┌─ Input material

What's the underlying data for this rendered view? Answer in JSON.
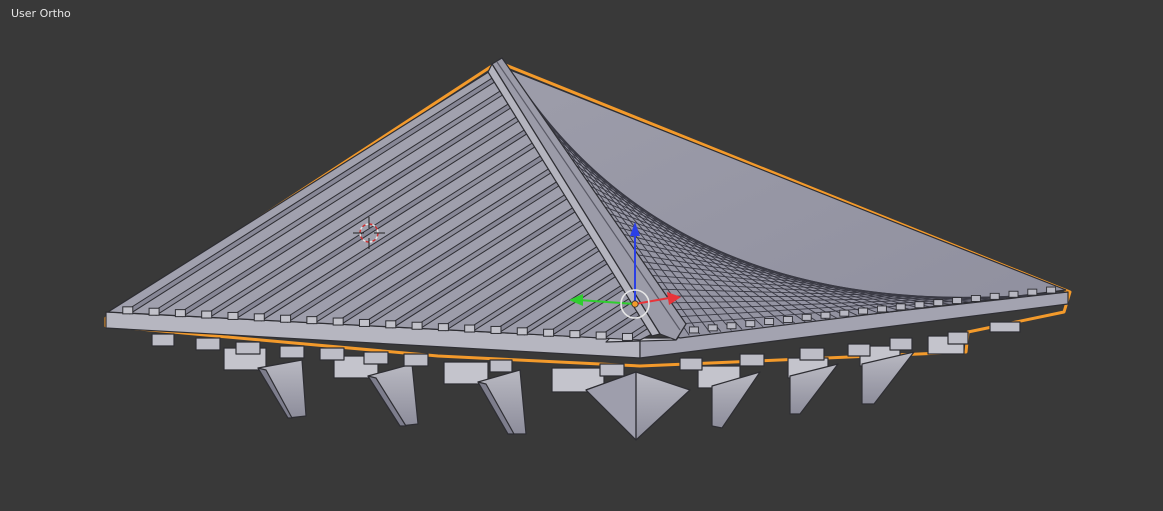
{
  "viewport": {
    "view_label": "User Ortho"
  },
  "colors": {
    "background": "#393939",
    "mesh_face": "#a9a9b4",
    "mesh_edge": "#2e2e33",
    "selection_outline": "#f39a2b",
    "axis_x": "#e8343a",
    "axis_y": "#2fce2f",
    "axis_z": "#2a3fe6",
    "cursor_ring": "#c8c8c8",
    "cursor_dash": "#d03030"
  },
  "icons": {
    "cursor": "3d-cursor-icon",
    "gizmo": "transform-gizmo-icon"
  }
}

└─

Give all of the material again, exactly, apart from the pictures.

• _Your solution_:
What's the underlying data for this rendered view? Answer in JSON.
{
  "viewport": {
    "view_label": "User Ortho"
  },
  "colors": {
    "background": "#393939",
    "mesh_face": "#a9a9b4",
    "mesh_edge": "#2e2e33",
    "selection_outline": "#f39a2b",
    "axis_x": "#e8343a",
    "axis_y": "#2fce2f",
    "axis_z": "#2a3fe6",
    "cursor_ring": "#c8c8c8",
    "cursor_dash": "#d03030"
  },
  "icons": {
    "cursor": "3d-cursor-icon",
    "gizmo": "transform-gizmo-icon"
  }
}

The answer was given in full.